It was clearly a metal plate engraving, which was confirmed by this entry in David McNeely Stauffer’s checklist of American Engravers Upon Copper and Steel (1907):Stauffer, pg. 464

Frustratingly, no source was given. Some further work in Google Books turned up a note about its inclusion in an exhibition at the Boston bibliophile “Club of Odd Volumes” in 1914. It was listed as part of the collection of Robert Gould Shaw and described as an “Extremely Rare Print.” While the disposition of this particular print was not discovered, I was able to find a second allusion to the Scoles engraving.

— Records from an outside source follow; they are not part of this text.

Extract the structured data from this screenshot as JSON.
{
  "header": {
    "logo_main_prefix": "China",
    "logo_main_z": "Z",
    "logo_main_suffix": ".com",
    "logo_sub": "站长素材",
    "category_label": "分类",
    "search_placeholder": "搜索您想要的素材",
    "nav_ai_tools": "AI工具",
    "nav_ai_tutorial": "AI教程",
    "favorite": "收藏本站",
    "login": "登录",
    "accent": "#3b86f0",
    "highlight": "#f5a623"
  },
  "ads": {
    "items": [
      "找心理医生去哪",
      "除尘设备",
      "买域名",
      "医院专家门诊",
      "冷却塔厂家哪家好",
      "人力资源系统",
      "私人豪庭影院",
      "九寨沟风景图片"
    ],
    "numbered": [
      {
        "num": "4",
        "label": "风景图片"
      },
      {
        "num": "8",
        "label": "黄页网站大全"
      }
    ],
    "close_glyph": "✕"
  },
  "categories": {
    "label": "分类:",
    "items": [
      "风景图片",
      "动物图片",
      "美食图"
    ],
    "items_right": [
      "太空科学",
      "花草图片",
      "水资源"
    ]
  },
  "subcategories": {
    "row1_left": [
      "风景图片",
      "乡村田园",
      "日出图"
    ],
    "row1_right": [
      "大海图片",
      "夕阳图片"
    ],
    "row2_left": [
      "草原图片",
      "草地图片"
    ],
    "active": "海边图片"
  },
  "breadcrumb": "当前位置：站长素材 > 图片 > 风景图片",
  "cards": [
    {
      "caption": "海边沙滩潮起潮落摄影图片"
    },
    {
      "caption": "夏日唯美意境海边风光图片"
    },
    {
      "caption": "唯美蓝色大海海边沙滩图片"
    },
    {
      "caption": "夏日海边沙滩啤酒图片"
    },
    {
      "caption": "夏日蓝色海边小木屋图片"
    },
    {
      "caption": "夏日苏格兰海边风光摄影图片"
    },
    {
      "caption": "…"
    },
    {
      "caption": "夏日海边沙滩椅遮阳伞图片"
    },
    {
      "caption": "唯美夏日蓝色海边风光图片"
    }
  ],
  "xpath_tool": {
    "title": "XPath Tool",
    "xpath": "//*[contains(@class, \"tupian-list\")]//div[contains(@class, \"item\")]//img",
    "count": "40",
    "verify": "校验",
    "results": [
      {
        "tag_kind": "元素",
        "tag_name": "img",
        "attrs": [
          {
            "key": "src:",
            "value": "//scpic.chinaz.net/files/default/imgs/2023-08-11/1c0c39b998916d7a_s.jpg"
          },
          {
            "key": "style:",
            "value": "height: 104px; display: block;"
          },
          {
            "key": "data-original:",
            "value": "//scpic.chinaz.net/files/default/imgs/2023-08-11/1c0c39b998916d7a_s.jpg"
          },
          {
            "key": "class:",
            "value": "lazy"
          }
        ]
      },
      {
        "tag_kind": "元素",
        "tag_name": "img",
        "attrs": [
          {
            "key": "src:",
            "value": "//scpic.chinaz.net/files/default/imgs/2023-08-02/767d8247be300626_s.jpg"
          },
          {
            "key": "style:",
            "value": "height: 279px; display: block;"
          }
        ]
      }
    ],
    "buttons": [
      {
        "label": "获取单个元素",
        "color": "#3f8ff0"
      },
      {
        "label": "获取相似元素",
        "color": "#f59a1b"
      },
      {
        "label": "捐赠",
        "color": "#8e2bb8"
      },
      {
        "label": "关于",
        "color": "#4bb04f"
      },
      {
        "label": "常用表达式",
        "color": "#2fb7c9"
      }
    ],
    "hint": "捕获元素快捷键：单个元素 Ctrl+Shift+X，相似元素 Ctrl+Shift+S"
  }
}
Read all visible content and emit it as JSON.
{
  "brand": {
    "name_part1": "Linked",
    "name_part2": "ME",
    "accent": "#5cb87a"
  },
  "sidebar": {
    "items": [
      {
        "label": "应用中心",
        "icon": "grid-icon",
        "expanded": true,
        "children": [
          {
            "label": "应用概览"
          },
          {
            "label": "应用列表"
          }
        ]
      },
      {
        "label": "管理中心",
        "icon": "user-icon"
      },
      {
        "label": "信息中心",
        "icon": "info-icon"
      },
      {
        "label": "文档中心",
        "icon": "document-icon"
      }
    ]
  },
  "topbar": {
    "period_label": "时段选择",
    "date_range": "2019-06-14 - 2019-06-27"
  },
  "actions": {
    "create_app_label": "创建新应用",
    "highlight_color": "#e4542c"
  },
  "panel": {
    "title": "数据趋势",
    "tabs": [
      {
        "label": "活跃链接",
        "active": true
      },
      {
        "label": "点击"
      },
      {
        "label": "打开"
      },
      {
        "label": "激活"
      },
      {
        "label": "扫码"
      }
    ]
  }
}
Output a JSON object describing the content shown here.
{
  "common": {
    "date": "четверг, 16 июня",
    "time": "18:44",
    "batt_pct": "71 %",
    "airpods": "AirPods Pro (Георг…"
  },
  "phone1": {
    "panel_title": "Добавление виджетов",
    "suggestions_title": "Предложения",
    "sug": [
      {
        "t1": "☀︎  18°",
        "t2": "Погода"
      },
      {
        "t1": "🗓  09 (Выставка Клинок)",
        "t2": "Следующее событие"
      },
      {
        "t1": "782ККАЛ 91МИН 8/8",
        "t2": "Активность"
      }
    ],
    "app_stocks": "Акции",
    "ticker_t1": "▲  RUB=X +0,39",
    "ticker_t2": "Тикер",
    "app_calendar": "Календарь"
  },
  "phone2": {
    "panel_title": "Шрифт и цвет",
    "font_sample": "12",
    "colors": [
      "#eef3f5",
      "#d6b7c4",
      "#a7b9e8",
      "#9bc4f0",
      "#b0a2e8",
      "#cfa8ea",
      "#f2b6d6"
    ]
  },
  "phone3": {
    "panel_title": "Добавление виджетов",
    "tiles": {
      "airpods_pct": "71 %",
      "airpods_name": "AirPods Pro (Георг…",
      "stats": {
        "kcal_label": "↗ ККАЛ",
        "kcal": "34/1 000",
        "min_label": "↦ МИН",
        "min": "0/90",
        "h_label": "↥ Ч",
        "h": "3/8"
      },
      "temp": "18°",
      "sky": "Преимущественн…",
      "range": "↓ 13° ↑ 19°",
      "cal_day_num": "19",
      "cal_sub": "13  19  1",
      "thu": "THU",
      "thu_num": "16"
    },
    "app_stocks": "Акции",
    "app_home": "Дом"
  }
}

This was from a catalogue of rare books purchased by New York book dealer George D. Smith from the collection of the noted American playwright and stage director Augustin Daly (1838-1899). It details a rare extra-illustrated edition of William Dunlap’s History of the American Theatre (1832), which included among its rarities something described only as “Mr. Ricketts by Scoles.”

Smith-Dunlap Description

Knowing that much of Augustin Daly’s library was in the Harvard Theatre Collection (and indeed this had seemingly been one of the foundational purchases of that collection), I went right to their library catalog, which confirmed that Harvard had Daly’s copy of Dunlap but little else. So it remained for me to take make the trip up there and examine the volumes in person. They are an invaluable treasury of American entertainment history, and a little over 100 pages into volume two, I found the engraving of Ricketts. Although I knew the supposed dimensions, it was something of surprise to see how small the original sepia-toned engraving was. John Scoles was a talented engraver and sometime book seller in New York City from 1793 to 1844 so this was among his earliest works. Ricketts first regularly performed the feat of jumping Cornplanter over another horse “fourteen-hands-high” in 1796 so the engraving likely dates to that year. It is a well-cut and dramatic scene and I was just thrilled to finally find the original. I ordered a scan and it will certainly figure in the upcoming Circus and the City exhibition!

Update: After my request, Harvard put the high-resolution image online here. And it is of course featured in the Circus and the City catalogue, which you can buy here.